“CEA-Leti has taken a critical step towards developing LiDAR systems suitable for a wide range of commercial applications, it has developed genetic algorithms for calibrating high channel count optical phased arrays (OPA), as well as a Advanced measuring device.
CEA-Leti has taken a critical step towards developing LiDAR systems suitable for a wide range of commercial applications, it has developed genetic algorithms for calibrating high channel count optical phased arrays (OPA), as well as a Advanced measuring device.
OPA is an emerging technology consisting of an array of optical antennas that are closely arranged (about 108m) and emit coherent light over a wide angular range. The resulting interference pattern can then be altered by adjusting the relative phase of the light emitted by each antenna. For example, if the phase gradient between the antennas is linear, a directional beam will be formed. By changing the slope of the linear gradient, the direction of the beam can be controlled, allowing solid-state beam steering.

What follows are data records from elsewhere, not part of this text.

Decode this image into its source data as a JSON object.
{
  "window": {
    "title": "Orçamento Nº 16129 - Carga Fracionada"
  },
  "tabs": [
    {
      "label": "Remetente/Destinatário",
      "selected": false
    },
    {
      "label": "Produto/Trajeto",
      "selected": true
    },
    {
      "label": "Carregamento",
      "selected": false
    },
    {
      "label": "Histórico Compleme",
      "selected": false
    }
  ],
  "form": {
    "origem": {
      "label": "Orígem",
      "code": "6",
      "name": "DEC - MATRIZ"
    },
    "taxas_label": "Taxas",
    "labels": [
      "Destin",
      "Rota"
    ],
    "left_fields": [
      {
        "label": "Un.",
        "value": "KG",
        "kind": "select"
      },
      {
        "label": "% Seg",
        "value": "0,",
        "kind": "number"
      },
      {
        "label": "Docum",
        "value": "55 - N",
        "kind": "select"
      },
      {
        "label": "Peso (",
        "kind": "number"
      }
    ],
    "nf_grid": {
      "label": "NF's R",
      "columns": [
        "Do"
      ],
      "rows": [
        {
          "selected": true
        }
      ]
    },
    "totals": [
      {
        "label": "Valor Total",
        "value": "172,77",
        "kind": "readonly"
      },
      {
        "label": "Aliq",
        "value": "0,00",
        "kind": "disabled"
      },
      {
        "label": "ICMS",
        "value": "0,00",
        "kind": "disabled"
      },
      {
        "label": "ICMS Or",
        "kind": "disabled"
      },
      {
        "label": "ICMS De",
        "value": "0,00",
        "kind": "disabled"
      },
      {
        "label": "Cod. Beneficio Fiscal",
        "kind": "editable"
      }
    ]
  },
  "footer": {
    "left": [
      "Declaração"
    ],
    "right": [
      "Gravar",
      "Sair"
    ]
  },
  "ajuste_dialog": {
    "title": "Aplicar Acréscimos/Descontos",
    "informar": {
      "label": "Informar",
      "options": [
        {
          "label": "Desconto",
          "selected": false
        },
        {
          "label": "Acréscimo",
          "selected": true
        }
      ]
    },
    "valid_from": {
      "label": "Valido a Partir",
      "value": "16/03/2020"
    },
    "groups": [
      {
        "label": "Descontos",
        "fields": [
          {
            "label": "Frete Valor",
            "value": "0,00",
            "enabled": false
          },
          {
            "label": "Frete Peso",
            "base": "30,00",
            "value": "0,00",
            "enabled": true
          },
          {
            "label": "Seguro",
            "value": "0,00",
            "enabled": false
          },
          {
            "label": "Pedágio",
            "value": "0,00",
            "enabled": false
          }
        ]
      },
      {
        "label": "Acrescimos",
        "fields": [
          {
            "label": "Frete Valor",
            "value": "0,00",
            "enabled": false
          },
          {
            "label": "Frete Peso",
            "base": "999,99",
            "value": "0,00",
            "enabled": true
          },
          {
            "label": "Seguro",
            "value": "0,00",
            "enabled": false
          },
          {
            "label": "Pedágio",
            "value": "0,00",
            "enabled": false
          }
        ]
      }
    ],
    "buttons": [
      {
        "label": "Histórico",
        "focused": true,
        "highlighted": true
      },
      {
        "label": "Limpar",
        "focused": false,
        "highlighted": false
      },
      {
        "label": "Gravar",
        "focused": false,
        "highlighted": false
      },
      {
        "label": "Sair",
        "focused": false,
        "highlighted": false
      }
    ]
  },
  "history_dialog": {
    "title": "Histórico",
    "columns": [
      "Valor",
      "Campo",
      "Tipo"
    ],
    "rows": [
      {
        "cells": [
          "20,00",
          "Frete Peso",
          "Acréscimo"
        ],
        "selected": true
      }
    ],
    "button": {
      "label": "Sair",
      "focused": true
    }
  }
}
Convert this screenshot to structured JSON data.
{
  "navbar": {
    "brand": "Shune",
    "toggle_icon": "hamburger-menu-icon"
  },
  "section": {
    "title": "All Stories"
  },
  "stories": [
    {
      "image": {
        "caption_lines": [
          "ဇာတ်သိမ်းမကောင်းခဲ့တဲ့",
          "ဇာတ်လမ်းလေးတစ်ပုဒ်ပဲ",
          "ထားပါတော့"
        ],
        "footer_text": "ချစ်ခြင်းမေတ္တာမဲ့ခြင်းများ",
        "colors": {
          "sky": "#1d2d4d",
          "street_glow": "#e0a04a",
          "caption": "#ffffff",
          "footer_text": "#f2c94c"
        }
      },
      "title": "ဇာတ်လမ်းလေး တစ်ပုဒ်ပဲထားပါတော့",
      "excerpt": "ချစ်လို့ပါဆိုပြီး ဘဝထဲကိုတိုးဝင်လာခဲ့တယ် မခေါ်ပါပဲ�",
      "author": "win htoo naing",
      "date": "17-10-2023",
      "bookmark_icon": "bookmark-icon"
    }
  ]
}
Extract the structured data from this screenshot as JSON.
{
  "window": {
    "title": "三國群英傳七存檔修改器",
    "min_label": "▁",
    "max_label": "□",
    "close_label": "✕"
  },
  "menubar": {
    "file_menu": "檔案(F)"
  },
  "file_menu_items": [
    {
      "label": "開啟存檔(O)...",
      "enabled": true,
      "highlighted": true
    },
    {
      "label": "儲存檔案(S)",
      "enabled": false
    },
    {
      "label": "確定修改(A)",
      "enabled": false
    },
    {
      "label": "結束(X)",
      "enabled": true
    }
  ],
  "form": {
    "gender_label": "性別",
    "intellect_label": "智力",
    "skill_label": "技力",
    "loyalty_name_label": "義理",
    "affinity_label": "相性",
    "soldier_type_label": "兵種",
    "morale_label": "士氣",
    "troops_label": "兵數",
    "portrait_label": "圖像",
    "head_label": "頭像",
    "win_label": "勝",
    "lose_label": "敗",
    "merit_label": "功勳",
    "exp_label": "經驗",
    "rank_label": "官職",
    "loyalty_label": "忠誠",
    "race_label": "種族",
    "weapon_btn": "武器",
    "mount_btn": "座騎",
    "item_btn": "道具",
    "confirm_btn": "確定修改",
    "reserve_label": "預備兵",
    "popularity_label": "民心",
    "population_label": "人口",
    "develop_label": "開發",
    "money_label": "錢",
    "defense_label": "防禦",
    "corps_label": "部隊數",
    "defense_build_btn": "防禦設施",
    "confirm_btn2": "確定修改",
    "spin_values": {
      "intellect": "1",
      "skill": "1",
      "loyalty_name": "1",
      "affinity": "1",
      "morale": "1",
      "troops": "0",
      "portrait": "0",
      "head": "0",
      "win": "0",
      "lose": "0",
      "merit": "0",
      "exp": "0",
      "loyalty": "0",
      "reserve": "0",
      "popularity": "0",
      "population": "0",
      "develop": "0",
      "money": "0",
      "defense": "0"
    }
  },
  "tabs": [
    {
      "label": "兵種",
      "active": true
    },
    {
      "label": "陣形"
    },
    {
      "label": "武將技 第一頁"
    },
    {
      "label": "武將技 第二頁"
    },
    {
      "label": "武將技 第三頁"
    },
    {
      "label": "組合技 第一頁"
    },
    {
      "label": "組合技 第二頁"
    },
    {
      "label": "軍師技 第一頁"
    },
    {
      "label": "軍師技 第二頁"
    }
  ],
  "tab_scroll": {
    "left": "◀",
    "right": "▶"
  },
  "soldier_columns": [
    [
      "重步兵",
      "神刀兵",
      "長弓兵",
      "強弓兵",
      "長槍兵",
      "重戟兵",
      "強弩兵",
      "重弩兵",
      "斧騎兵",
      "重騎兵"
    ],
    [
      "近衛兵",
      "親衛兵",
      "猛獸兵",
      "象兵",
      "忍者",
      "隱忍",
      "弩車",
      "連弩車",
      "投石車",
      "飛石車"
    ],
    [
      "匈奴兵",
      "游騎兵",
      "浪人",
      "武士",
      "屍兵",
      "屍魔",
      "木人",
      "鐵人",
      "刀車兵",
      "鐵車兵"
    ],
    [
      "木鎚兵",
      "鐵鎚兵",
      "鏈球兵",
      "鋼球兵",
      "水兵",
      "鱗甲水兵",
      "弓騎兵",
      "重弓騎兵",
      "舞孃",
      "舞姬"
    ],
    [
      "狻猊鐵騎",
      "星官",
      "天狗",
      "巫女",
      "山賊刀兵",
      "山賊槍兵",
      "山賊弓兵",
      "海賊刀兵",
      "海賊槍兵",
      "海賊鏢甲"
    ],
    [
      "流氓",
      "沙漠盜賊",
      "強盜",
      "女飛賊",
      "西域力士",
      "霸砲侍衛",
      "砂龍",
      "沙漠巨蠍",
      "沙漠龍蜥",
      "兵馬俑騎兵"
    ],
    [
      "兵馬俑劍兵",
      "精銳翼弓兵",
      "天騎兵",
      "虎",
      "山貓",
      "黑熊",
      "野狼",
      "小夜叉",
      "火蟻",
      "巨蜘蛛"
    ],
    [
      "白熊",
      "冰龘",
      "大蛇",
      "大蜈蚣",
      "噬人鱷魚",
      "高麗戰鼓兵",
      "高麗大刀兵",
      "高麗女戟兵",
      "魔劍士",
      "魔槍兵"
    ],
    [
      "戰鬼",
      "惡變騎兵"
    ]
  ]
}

This could improve performance in scan speed, power efficiency and resolution compared to the cumbersome, power-hungry and expensive mechanical beam steering systems used in current LiDARs. Another feature of OPA-based LiDAR systems is that they have no moving parts, as solid-state beam steering can be achieved simply by phasing the antenna, greatly reducing the size and cost of these systems.
In a paper titled “Development, Calibration and Characterization of Silicon Photonics-Based Optical Phased Arrays,” CEA-Leti reports calibration and characterization results at the Photonics West 2021 Digital Forum.
“The development of high-performance OPAs will pave the way for inexpensive LiDAR systems for autonomous vehicles, holographic displays, biomedical imaging and many other applications,” said Sylvain Guerber, lead author of the paper. “However, Widespread adoption of LiDAR will depend on lower system costs and smaller form factors. “
LiDAR, which stands for light detection and ranging, has become a key enabling technology for future sensing and vision systems. In addition to automotive and medical uses, they can enable autonomous movement of drones and robots, as well as industrial automation. Commercial LiDAR systems must meet stringent requirements, especially in automotive applications. In particular, high power and low divergence beams are required to accurately resolve the scene. For example, to resolve a 10cm object at 100m would require the OPA to operate in a circuit with a wavelength of 1-0.8m, which should contain at least 1,000 antennas, each spaced 1.00-8m apart. Therefore, for commercial OPA-based LiDAR systems, high-channel-count OPAs must be developed.
Integrated chip-scale OPAs with solid-state beam steering can be produced by taking advantage of well-established silicon photonics platforms, Guerber said. However, this is only the first step towards a fully functional OPA, as beam scanning requires preliminary calibration. This calibration process can be time-consuming due to the large number of optical antennas required, which is not compatible with large-scale deployment techniques. Therefore, the CEA-Leti team developed what may be the first wafer-level OPA characterization device, an important step towards the industrialization of OPA-based LiDAR. In addition, a Darwinian-based genetic algorithm has been developed to quickly and reliably calibrate high-channel-count OPAs. They can make calibration up to 1,000 times faster than previously used algorithms.
Widespread commercial use of LiDAR technology in the automotive industry and other markets is expected to continue for several years, Guerber noted. OPA is a crucial step and CEA-Leti will continue to work on it.
“There are still a lot of challenges, especially at the system level,” he explained. “LiDAR is made up of many elements: lasers, Electronic drivers, OPA steering systems, detectors and data processing capabilities. They all have to work together; OPA is just the system’s part.”
This work was partly funded by the French ANR through Carnot, the ECSEL Vizta European project and the French national program “Program d’investissement d’avenir of IRD Nanoelec” (n°ANR-10-AIRT-05).
The Links: LM150X04-TL01 LB043WV2-SD01